(Collected data)

****************

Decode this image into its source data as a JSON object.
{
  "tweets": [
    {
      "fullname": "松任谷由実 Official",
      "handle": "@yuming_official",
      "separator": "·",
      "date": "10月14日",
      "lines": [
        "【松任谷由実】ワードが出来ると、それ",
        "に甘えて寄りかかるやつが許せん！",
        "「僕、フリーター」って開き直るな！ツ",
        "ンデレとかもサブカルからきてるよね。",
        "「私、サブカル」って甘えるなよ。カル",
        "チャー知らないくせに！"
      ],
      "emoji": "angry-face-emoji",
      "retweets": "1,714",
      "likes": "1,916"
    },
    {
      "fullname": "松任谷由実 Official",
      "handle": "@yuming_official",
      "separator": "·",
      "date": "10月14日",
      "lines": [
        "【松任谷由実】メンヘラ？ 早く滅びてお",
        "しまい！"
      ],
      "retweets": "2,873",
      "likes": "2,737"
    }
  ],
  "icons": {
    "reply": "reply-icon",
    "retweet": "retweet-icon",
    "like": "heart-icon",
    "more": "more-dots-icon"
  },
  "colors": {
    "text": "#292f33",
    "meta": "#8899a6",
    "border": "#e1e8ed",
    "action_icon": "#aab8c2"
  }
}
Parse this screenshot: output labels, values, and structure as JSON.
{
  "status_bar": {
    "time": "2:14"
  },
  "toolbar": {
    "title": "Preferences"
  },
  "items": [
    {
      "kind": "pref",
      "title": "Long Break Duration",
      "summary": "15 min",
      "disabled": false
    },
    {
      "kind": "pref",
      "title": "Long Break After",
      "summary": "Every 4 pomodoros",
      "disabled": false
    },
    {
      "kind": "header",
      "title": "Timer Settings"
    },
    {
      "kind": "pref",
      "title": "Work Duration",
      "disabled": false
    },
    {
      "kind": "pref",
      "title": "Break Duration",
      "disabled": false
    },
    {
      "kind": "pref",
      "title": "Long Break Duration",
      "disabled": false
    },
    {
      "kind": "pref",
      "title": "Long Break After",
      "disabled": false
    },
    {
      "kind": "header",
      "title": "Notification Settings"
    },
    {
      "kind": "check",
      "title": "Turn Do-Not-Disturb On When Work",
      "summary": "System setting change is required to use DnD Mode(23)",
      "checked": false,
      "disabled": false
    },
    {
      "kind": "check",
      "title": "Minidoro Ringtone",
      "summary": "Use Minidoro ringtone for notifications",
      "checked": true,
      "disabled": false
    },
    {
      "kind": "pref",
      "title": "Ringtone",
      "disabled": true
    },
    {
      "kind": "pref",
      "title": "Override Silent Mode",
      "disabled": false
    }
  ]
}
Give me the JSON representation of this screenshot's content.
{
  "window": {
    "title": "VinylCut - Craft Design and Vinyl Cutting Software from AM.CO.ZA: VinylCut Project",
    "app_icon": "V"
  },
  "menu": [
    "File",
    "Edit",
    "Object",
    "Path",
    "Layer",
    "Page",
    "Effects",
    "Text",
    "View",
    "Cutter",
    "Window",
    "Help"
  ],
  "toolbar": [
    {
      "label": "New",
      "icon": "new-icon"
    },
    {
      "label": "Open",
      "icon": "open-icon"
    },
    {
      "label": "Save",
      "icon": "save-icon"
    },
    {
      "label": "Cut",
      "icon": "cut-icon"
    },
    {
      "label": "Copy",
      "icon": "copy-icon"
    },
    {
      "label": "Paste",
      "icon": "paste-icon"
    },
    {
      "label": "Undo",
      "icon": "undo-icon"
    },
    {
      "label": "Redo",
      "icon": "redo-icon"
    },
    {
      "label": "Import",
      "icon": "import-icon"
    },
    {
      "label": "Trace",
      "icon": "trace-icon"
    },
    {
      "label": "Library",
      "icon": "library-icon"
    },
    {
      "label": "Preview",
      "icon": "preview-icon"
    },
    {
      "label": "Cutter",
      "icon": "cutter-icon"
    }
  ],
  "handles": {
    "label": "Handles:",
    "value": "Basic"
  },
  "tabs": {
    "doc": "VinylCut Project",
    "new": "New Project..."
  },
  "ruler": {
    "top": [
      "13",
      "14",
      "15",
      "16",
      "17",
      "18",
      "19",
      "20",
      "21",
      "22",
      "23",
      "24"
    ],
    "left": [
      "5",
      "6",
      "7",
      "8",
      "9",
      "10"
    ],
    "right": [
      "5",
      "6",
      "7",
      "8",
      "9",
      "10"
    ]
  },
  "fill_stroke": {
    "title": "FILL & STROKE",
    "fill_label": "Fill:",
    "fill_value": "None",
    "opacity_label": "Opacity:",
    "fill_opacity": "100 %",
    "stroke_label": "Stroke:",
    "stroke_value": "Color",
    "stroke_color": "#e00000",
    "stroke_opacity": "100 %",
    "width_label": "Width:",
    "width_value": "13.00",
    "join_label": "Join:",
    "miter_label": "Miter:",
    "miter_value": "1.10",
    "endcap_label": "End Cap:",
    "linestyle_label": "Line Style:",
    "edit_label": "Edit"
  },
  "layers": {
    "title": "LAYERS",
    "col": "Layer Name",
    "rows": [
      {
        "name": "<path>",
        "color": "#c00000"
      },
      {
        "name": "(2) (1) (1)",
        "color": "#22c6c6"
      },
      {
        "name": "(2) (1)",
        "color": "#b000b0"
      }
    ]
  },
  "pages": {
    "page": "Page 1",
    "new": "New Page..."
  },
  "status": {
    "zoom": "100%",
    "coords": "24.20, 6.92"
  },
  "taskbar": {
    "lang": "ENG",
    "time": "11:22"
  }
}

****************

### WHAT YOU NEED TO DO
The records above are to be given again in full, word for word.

### RESULT OF THE EXERCISE
Decode this image into its source data as a JSON object.
{
  "tweets": [
    {
      "fullname": "松任谷由実 Official",
      "handle": "@yuming_official",
      "separator": "·",
      "date": "10月14日",
      "lines": [
        "【松任谷由実】ワードが出来ると、それ",
        "に甘えて寄りかかるやつが許せん！",
        "「僕、フリーター」って開き直るな！ツ",
        "ンデレとかもサブカルからきてるよね。",
        "「私、サブカル」って甘えるなよ。カル",
        "チャー知らないくせに！"
      ],
      "emoji": "angry-face-emoji",
      "retweets": "1,714",
      "likes": "1,916"
    },
    {
      "fullname": "松任谷由実 Official",
      "handle": "@yuming_official",
      "separator": "·",
      "date": "10月14日",
      "lines": [
        "【松任谷由実】メンヘラ？ 早く滅びてお",
        "しまい！"
      ],
      "retweets": "2,873",
      "likes": "2,737"
    }
  ],
  "icons": {
    "reply": "reply-icon",
    "retweet": "retweet-icon",
    "like": "heart-icon",
    "more": "more-dots-icon"
  },
  "colors": {
    "text": "#292f33",
    "meta": "#8899a6",
    "border": "#e1e8ed",
    "action_icon": "#aab8c2"
  }
}
Parse this screenshot: output labels, values, and structure as JSON.
{
  "status_bar": {
    "time": "2:14"
  },
  "toolbar": {
    "title": "Preferences"
  },
  "items": [
    {
      "kind": "pref",
      "title": "Long Break Duration",
      "summary": "15 min",
      "disabled": false
    },
    {
      "kind": "pref",
      "title": "Long Break After",
      "summary": "Every 4 pomodoros",
      "disabled": false
    },
    {
      "kind": "header",
      "title": "Timer Settings"
    },
    {
      "kind": "pref",
      "title": "Work Duration",
      "disabled": false
    },
    {
      "kind": "pref",
      "title": "Break Duration",
      "disabled": false
    },
    {
      "kind": "pref",
      "title": "Long Break Duration",
      "disabled": false
    },
    {
      "kind": "pref",
      "title": "Long Break After",
      "disabled": false
    },
    {
      "kind": "header",
      "title": "Notification Settings"
    },
    {
      "kind": "check",
      "title": "Turn Do-Not-Disturb On When Work",
      "summary": "System setting change is required to use DnD Mode(23)",
      "checked": false,
      "disabled": false
    },
    {
      "kind": "check",
      "title": "Minidoro Ringtone",
      "summary": "Use Minidoro ringtone for notifications",
      "checked": true,
      "disabled": false
    },
    {
      "kind": "pref",
      "title": "Ringtone",
      "disabled": true
    },
    {
      "kind": "pref",
      "title": "Override Silent Mode",
      "disabled": false
    }
  ]
}
Give me the JSON representation of this screenshot's content.
{
  "window": {
    "title": "VinylCut - Craft Design and Vinyl Cutting Software from AM.CO.ZA: VinylCut Project",
    "app_icon": "V"
  },
  "menu": [
    "File",
    "Edit",
    "Object",
    "Path",
    "Layer",
    "Page",
    "Effects",
    "Text",
    "View",
    "Cutter",
    "Window",
    "Help"
  ],
  "toolbar": [
    {
      "label": "New",
      "icon": "new-icon"
    },
    {
      "label": "Open",
      "icon": "open-icon"
    },
    {
      "label": "Save",
      "icon": "save-icon"
    },
    {
      "label": "Cut",
      "icon": "cut-icon"
    },
    {
      "label": "Copy",
      "icon": "copy-icon"
    },
    {
      "label": "Paste",
      "icon": "paste-icon"
    },
    {
      "label": "Undo",
      "icon": "undo-icon"
    },
    {
      "label": "Redo",
      "icon": "redo-icon"
    },
    {
      "label": "Import",
      "icon": "import-icon"
    },
    {
      "label": "Trace",
      "icon": "trace-icon"
    },
    {
      "label": "Library",
      "icon": "library-icon"
    },
    {
      "label": "Preview",
      "icon": "preview-icon"
    },
    {
      "label": "Cutter",
      "icon": "cutter-icon"
    }
  ],
  "handles": {
    "label": "Handles:",
    "value": "Basic"
  },
  "tabs": {
    "doc": "VinylCut Project",
    "new": "New Project..."
  },
  "ruler": {
    "top": [
      "13",
      "14",
      "15",
      "16",
      "17",
      "18",
      "19",
      "20",
      "21",
      "22",
      "23",
      "24"
    ],
    "left": [
      "5",
      "6",
      "7",
      "8",
      "9",
      "10"
    ],
    "right": [
      "5",
      "6",
      "7",
      "8",
      "9",
      "10"
    ]
  },
  "fill_stroke": {
    "title": "FILL & STROKE",
    "fill_label": "Fill:",
    "fill_value": "None",
    "opacity_label": "Opacity:",
    "fill_opacity": "100 %",
    "stroke_label": "Stroke:",
    "stroke_value": "Color",
    "stroke_color": "#e00000",
    "stroke_opacity": "100 %",
    "width_label": "Width:",
    "width_value": "13.00",
    "join_label": "Join:",
    "miter_label": "Miter:",
    "miter_value": "1.10",
    "endcap_label": "End Cap:",
    "linestyle_label": "Line Style:",
    "edit_label": "Edit"
  },
  "layers": {
    "title": "LAYERS",
    "col": "Layer Name",
    "rows": [
      {
        "name": "<path>",
        "color": "#c00000"
      },
      {
        "name": "(2) (1) (1)",
        "color": "#22c6c6"
      },
      {
        "name": "(2) (1)",
        "color": "#b000b0"
      }
    ]
  },
  "pages": {
    "page": "Page 1",
    "new": "New Page..."
  },
  "status": {
    "zoom": "100%",
    "coords": "24.20, 6.92"
  },
  "taskbar": {
    "lang": "ENG",
    "time": "11:22"
  }
}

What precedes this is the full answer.